* [INSTRUCTIONS FOR THE TASK] Would you count the lines in the entries below that contain "Einstellungen"? Reply with the number only.

====== EXTRACTED DATA

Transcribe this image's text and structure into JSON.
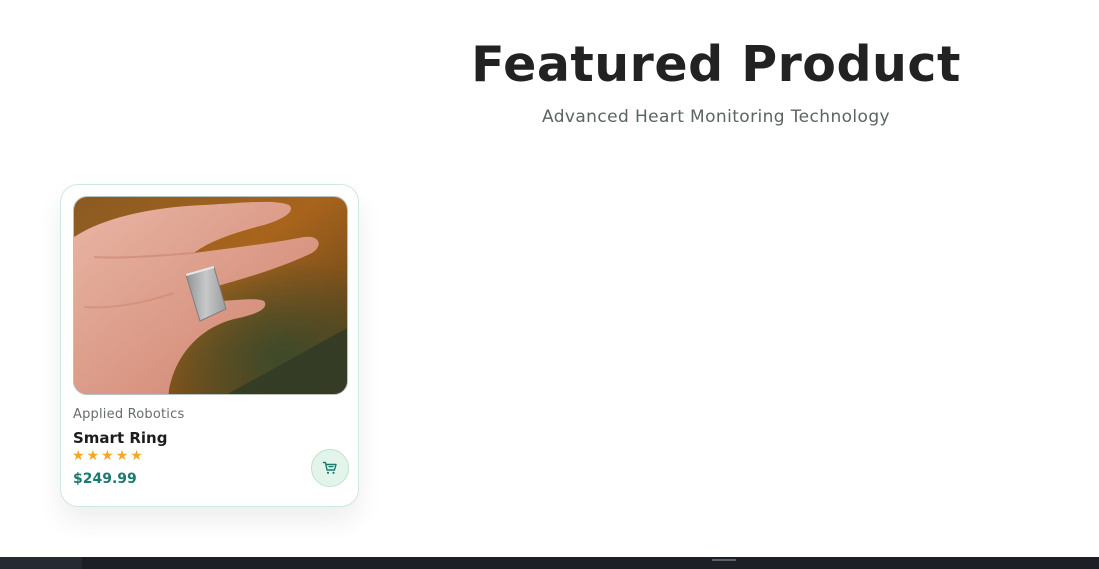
{
  "header": {
    "title": "Featured Product",
    "subtitle": "Advanced Heart Monitoring Technology"
  },
  "product": {
    "image_alt": "hand wearing a silver smart ring",
    "brand": "Applied Robotics",
    "name": "Smart Ring",
    "rating": 5,
    "rating_max": 5,
    "price": "$249.99",
    "cart_icon": "cart-icon"
  },
  "colors": {
    "accent": "#1b7a6e",
    "star": "#f5a623",
    "card_border": "#cfe8e0",
    "cart_bg": "#e3f5ea",
    "taskbar": "#1c1f26"
  }
}
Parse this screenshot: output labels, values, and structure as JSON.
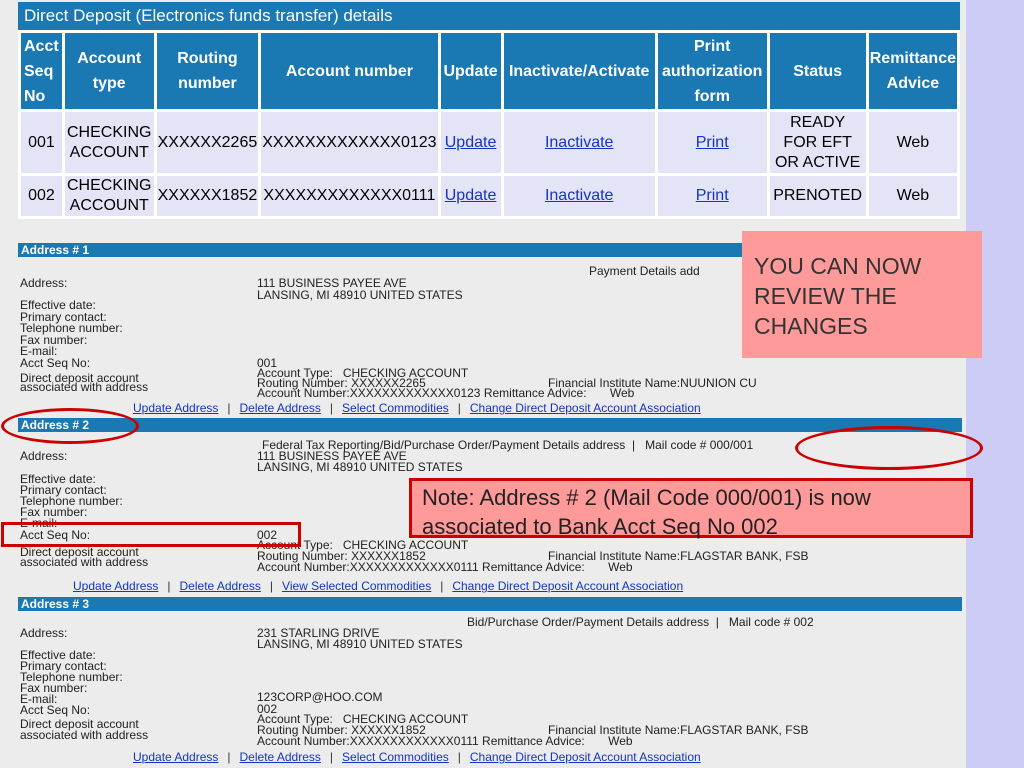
{
  "deposit": {
    "title": "Direct Deposit (Electronics funds transfer) details",
    "headers": {
      "seq": [
        "Acct",
        "Seq",
        "No"
      ],
      "type": [
        "Account",
        "type"
      ],
      "routing": [
        "Routing",
        "number"
      ],
      "account": "Account number",
      "update": "Update",
      "inactivate": "Inactivate/Activate",
      "print": [
        "Print",
        "authorization",
        "form"
      ],
      "status": "Status",
      "remit": [
        "Remittance",
        "Advice"
      ]
    },
    "rows": [
      {
        "seq": "001",
        "type": [
          "CHECKING",
          "ACCOUNT"
        ],
        "routing": "XXXXXX2265",
        "account": "XXXXXXXXXXXXX0123",
        "update": "Update",
        "inactivate": "Inactivate",
        "print": "Print",
        "status": [
          "READY",
          "FOR EFT",
          "OR ACTIVE"
        ],
        "remit": "Web"
      },
      {
        "seq": "002",
        "type": [
          "CHECKING",
          "ACCOUNT"
        ],
        "routing": "XXXXXX1852",
        "account": "XXXXXXXXXXXXX0111",
        "update": "Update",
        "inactivate": "Inactivate",
        "print": "Print",
        "status": [
          "PRENOTED"
        ],
        "remit": "Web"
      }
    ]
  },
  "labels": {
    "address": "Address:",
    "effective": "Effective date:",
    "primary": "Primary contact:",
    "telephone": "Telephone number:",
    "fax": "Fax number:",
    "email": "E-mail:",
    "seq": "Acct Seq No:",
    "dd1": "Direct deposit account",
    "dd2": "associated with address",
    "acct_type": "Account Type:",
    "routing": "Routing Number:",
    "acct_num": "Account Number:",
    "fin_inst": "Financial Institute Name:",
    "remit": "Remittance Advice:"
  },
  "addresses": [
    {
      "title": "Address # 1",
      "purpose": "Payment Details add",
      "line1": "111 BUSINESS PAYEE AVE",
      "line2": "LANSING, MI 48910 UNITED STATES",
      "email": "",
      "seq": "001",
      "acct_type": "CHECKING ACCOUNT",
      "routing": "XXXXXX2265",
      "acct_num": "XXXXXXXXXXXXX0123",
      "fin_inst": "NUUNION CU",
      "remit": "Web",
      "links": [
        "Update Address",
        "Delete Address",
        "Select Commodities",
        "Change Direct Deposit Account Association"
      ]
    },
    {
      "title": "Address # 2",
      "purpose": "Federal Tax Reporting/Bid/Purchase Order/Payment Details address",
      "mail_code": "Mail code # 000/001",
      "line1": "111 BUSINESS PAYEE AVE",
      "line2": "LANSING, MI 48910 UNITED STATES",
      "email": "",
      "seq": "002",
      "acct_type": "CHECKING ACCOUNT",
      "routing": "XXXXXX1852",
      "acct_num": "XXXXXXXXXXXXX0111",
      "fin_inst": "FLAGSTAR BANK, FSB",
      "remit": "Web",
      "links": [
        "Update Address",
        "Delete Address",
        "View Selected Commodities",
        "Change Direct Deposit Account Association"
      ]
    },
    {
      "title": "Address # 3",
      "purpose": "Bid/Purchase Order/Payment Details address",
      "mail_code": "Mail code # 002",
      "line1": "231 STARLING DRIVE",
      "line2": "LANSING, MI 48910 UNITED STATES",
      "email": "123CORP@HOO.COM",
      "seq": "002",
      "acct_type": "CHECKING ACCOUNT",
      "routing": "XXXXXX1852",
      "acct_num": "XXXXXXXXXXXXX0111",
      "fin_inst": "FLAGSTAR BANK, FSB",
      "remit": "Web",
      "links": [
        "Update Address",
        "Delete Address",
        "Select Commodities",
        "Change Direct Deposit Account Association"
      ]
    }
  ],
  "separator": "|",
  "callouts": {
    "review": [
      "YOU CAN NOW",
      "REVIEW THE",
      "CHANGES"
    ],
    "note": [
      "Note:  Address # 2 (Mail Code 000/001) is now",
      "associated to Bank Acct Seq No 002"
    ]
  },
  "colors": {
    "header_blue": "#1a78b3",
    "callout_fill": "#ff9a9a",
    "highlight_red": "#cc0000",
    "link_blue": "#1533c5"
  }
}
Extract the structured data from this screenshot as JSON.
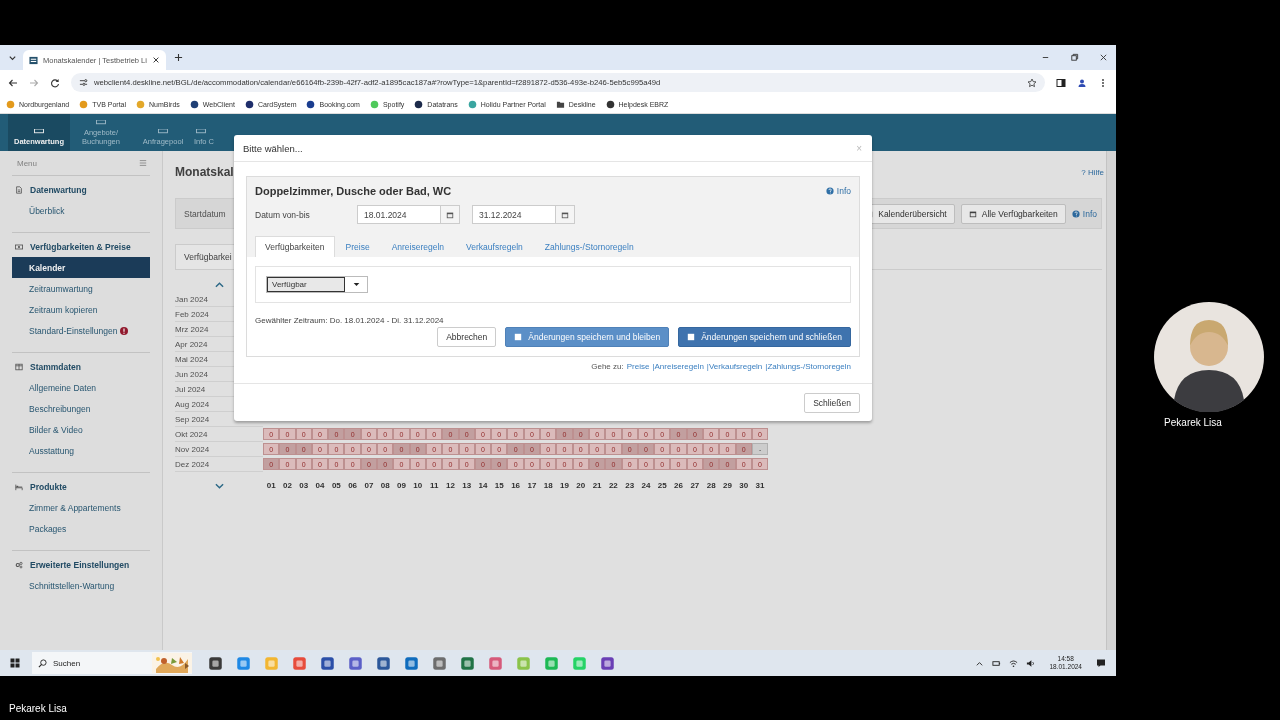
{
  "browser": {
    "tab_title": "Monatskalender | Testbetrieb Li",
    "url": "webclient4.deskline.net/BGL/de/accommodation/calendar/e66164fb-239b-42f7-adf2-a1895cac187a#?rowType=1&parentId=f2891872-d536-493e-b246-5eb5c995a49d",
    "bookmarks": [
      {
        "label": "Nordburgenland",
        "kind": "site",
        "color": "#e39a1c"
      },
      {
        "label": "TVB Portal",
        "kind": "site",
        "color": "#e39a1c"
      },
      {
        "label": "NumBirds",
        "kind": "site",
        "color": "#e3a82a"
      },
      {
        "label": "WebClient",
        "kind": "site",
        "color": "#1f3f75"
      },
      {
        "label": "CardSystem",
        "kind": "site",
        "color": "#1f2e6b"
      },
      {
        "label": "Booking.com",
        "kind": "site",
        "color": "#1a3d8f"
      },
      {
        "label": "Spotify",
        "kind": "site",
        "color": "#4fc95b"
      },
      {
        "label": "Datatrans",
        "kind": "site",
        "color": "#1c2a4a"
      },
      {
        "label": "Holidu Partner Portal",
        "kind": "site",
        "color": "#3aa5a0"
      },
      {
        "label": "Deskline",
        "kind": "folder",
        "color": "#444444"
      },
      {
        "label": "Helpdesk EBRZ",
        "kind": "site",
        "color": "#333333"
      }
    ]
  },
  "app": {
    "nav": [
      {
        "label": "Datenwartung",
        "selected": true
      },
      {
        "label": "Angebote/ Buchungen",
        "selected": false
      },
      {
        "label": "Anfragepool",
        "selected": false
      },
      {
        "label": "Info C",
        "selected": false
      }
    ],
    "sidebar": {
      "title": "Menu",
      "sections": [
        {
          "heading": "Datenwartung",
          "items": [
            {
              "label": "Überblick",
              "selected": false,
              "alert": false
            }
          ]
        },
        {
          "heading": "Verfügbarkeiten & Preise",
          "items": [
            {
              "label": "Kalender",
              "selected": true,
              "alert": false
            },
            {
              "label": "Zeitraumwartung",
              "selected": false,
              "alert": false
            },
            {
              "label": "Zeitraum kopieren",
              "selected": false,
              "alert": false
            },
            {
              "label": "Standard-Einstellungen",
              "selected": false,
              "alert": true
            }
          ]
        },
        {
          "heading": "Stammdaten",
          "items": [
            {
              "label": "Allgemeine Daten",
              "selected": false,
              "alert": false
            },
            {
              "label": "Beschreibungen",
              "selected": false,
              "alert": false
            },
            {
              "label": "Bilder & Video",
              "selected": false,
              "alert": false
            },
            {
              "label": "Ausstattung",
              "selected": false,
              "alert": false
            }
          ]
        },
        {
          "heading": "Produkte",
          "items": [
            {
              "label": "Zimmer & Appartements",
              "selected": false,
              "alert": false
            },
            {
              "label": "Packages",
              "selected": false,
              "alert": false
            }
          ]
        },
        {
          "heading": "Erweiterte Einstellungen",
          "items": [
            {
              "label": "Schnittstellen-Wartung",
              "selected": false,
              "alert": false
            }
          ]
        }
      ]
    },
    "page": {
      "title": "Monatskal",
      "help": "? Hilfe",
      "start_label": "Startdatum",
      "buttons": [
        "Kalenderübersicht",
        "Alle Verfügbarkeiten"
      ],
      "info": "Info",
      "tab": "Verfügbarkei",
      "calendar": {
        "months": [
          {
            "label": "Jan 2024"
          },
          {
            "label": "Feb 2024"
          },
          {
            "label": "Mrz 2024"
          },
          {
            "label": "Apr 2024"
          },
          {
            "label": "Mai 2024"
          },
          {
            "label": "Jun 2024"
          },
          {
            "label": "Jul 2024"
          },
          {
            "label": "Aug 2024"
          },
          {
            "label": "Sep 2024"
          },
          {
            "label": "Okt 2024",
            "cells": [
              {
                "value": "0",
                "kind": "free"
              },
              {
                "value": "0",
                "kind": "free"
              },
              {
                "value": "0",
                "kind": "free"
              },
              {
                "value": "0",
                "kind": "free"
              },
              {
                "value": "0",
                "kind": "weekend"
              },
              {
                "value": "0",
                "kind": "weekend"
              },
              {
                "value": "0",
                "kind": "free"
              },
              {
                "value": "0",
                "kind": "free"
              },
              {
                "value": "0",
                "kind": "free"
              },
              {
                "value": "0",
                "kind": "free"
              },
              {
                "value": "0",
                "kind": "free"
              },
              {
                "value": "0",
                "kind": "weekend"
              },
              {
                "value": "0",
                "kind": "weekend"
              },
              {
                "value": "0",
                "kind": "free"
              },
              {
                "value": "0",
                "kind": "free"
              },
              {
                "value": "0",
                "kind": "free"
              },
              {
                "value": "0",
                "kind": "free"
              },
              {
                "value": "0",
                "kind": "free"
              },
              {
                "value": "0",
                "kind": "weekend"
              },
              {
                "value": "0",
                "kind": "weekend"
              },
              {
                "value": "0",
                "kind": "free"
              },
              {
                "value": "0",
                "kind": "free"
              },
              {
                "value": "0",
                "kind": "free"
              },
              {
                "value": "0",
                "kind": "free"
              },
              {
                "value": "0",
                "kind": "free"
              },
              {
                "value": "0",
                "kind": "weekend"
              },
              {
                "value": "0",
                "kind": "weekend"
              },
              {
                "value": "0",
                "kind": "free"
              },
              {
                "value": "0",
                "kind": "free"
              },
              {
                "value": "0",
                "kind": "free"
              },
              {
                "value": "0",
                "kind": "free"
              }
            ]
          },
          {
            "label": "Nov 2024",
            "cells": [
              {
                "value": "0",
                "kind": "free"
              },
              {
                "value": "0",
                "kind": "weekend"
              },
              {
                "value": "0",
                "kind": "weekend"
              },
              {
                "value": "0",
                "kind": "free"
              },
              {
                "value": "0",
                "kind": "free"
              },
              {
                "value": "0",
                "kind": "free"
              },
              {
                "value": "0",
                "kind": "free"
              },
              {
                "value": "0",
                "kind": "free"
              },
              {
                "value": "0",
                "kind": "weekend"
              },
              {
                "value": "0",
                "kind": "weekend"
              },
              {
                "value": "0",
                "kind": "free"
              },
              {
                "value": "0",
                "kind": "free"
              },
              {
                "value": "0",
                "kind": "free"
              },
              {
                "value": "0",
                "kind": "free"
              },
              {
                "value": "0",
                "kind": "free"
              },
              {
                "value": "0",
                "kind": "weekend"
              },
              {
                "value": "0",
                "kind": "weekend"
              },
              {
                "value": "0",
                "kind": "free"
              },
              {
                "value": "0",
                "kind": "free"
              },
              {
                "value": "0",
                "kind": "free"
              },
              {
                "value": "0",
                "kind": "free"
              },
              {
                "value": "0",
                "kind": "free"
              },
              {
                "value": "0",
                "kind": "weekend"
              },
              {
                "value": "0",
                "kind": "weekend"
              },
              {
                "value": "0",
                "kind": "free"
              },
              {
                "value": "0",
                "kind": "free"
              },
              {
                "value": "0",
                "kind": "free"
              },
              {
                "value": "0",
                "kind": "free"
              },
              {
                "value": "0",
                "kind": "free"
              },
              {
                "value": "0",
                "kind": "weekend"
              },
              {
                "value": "-",
                "kind": "none"
              }
            ]
          },
          {
            "label": "Dez 2024",
            "cells": [
              {
                "value": "0",
                "kind": "weekend"
              },
              {
                "value": "0",
                "kind": "free"
              },
              {
                "value": "0",
                "kind": "free"
              },
              {
                "value": "0",
                "kind": "free"
              },
              {
                "value": "0",
                "kind": "free"
              },
              {
                "value": "0",
                "kind": "free"
              },
              {
                "value": "0",
                "kind": "weekend"
              },
              {
                "value": "0",
                "kind": "weekend"
              },
              {
                "value": "0",
                "kind": "free"
              },
              {
                "value": "0",
                "kind": "free"
              },
              {
                "value": "0",
                "kind": "free"
              },
              {
                "value": "0",
                "kind": "free"
              },
              {
                "value": "0",
                "kind": "free"
              },
              {
                "value": "0",
                "kind": "weekend"
              },
              {
                "value": "0",
                "kind": "weekend"
              },
              {
                "value": "0",
                "kind": "free"
              },
              {
                "value": "0",
                "kind": "free"
              },
              {
                "value": "0",
                "kind": "free"
              },
              {
                "value": "0",
                "kind": "free"
              },
              {
                "value": "0",
                "kind": "free"
              },
              {
                "value": "0",
                "kind": "weekend"
              },
              {
                "value": "0",
                "kind": "weekend"
              },
              {
                "value": "0",
                "kind": "free"
              },
              {
                "value": "0",
                "kind": "free"
              },
              {
                "value": "0",
                "kind": "free"
              },
              {
                "value": "0",
                "kind": "free"
              },
              {
                "value": "0",
                "kind": "free"
              },
              {
                "value": "0",
                "kind": "weekend"
              },
              {
                "value": "0",
                "kind": "weekend"
              },
              {
                "value": "0",
                "kind": "free"
              },
              {
                "value": "0",
                "kind": "free"
              }
            ]
          }
        ],
        "days": [
          "01",
          "02",
          "03",
          "04",
          "05",
          "06",
          "07",
          "08",
          "09",
          "10",
          "11",
          "12",
          "13",
          "14",
          "15",
          "16",
          "17",
          "18",
          "19",
          "20",
          "21",
          "22",
          "23",
          "24",
          "25",
          "26",
          "27",
          "28",
          "29",
          "30",
          "31"
        ]
      }
    },
    "dialog": {
      "title": "Bitte wählen...",
      "close": "×",
      "product": "Doppelzimmer, Dusche oder Bad, WC",
      "info": "Info",
      "date_label": "Datum von-bis",
      "date_from": "18.01.2024",
      "date_to": "31.12.2024",
      "tabs": [
        {
          "label": "Verfügbarkeiten",
          "selected": true
        },
        {
          "label": "Preise",
          "selected": false
        },
        {
          "label": "Anreiseregeln",
          "selected": false
        },
        {
          "label": "Verkaufsregeln",
          "selected": false
        },
        {
          "label": "Zahlungs-/Stornoregeln",
          "selected": false
        }
      ],
      "status": "Verfügbar",
      "period": "Gewählter Zeitraum: Do. 18.01.2024 - Di. 31.12.2024",
      "buttons": [
        {
          "label": "Abbrechen",
          "kind": "default",
          "hovered": false
        },
        {
          "label": "Änderungen speichern und bleiben",
          "kind": "primary",
          "hovered": false
        },
        {
          "label": "Änderungen speichern und schließen",
          "kind": "primary",
          "hovered": true
        }
      ],
      "goto_label": "Gehe zu:",
      "goto_links": [
        "Preise",
        "|Anreiseregeln",
        "|Verkaufsregeln",
        "|Zahlungs-/Stornoregeln"
      ],
      "footer_button": "Schließen"
    }
  },
  "taskbar": {
    "search_placeholder": "Suchen",
    "time": "14:58",
    "date": "18.01.2024"
  },
  "call": {
    "tile_name": "Pekarek Lisa",
    "presenter_name": "Pekarek Lisa"
  }
}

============

* [EXERCISE RESULT] 2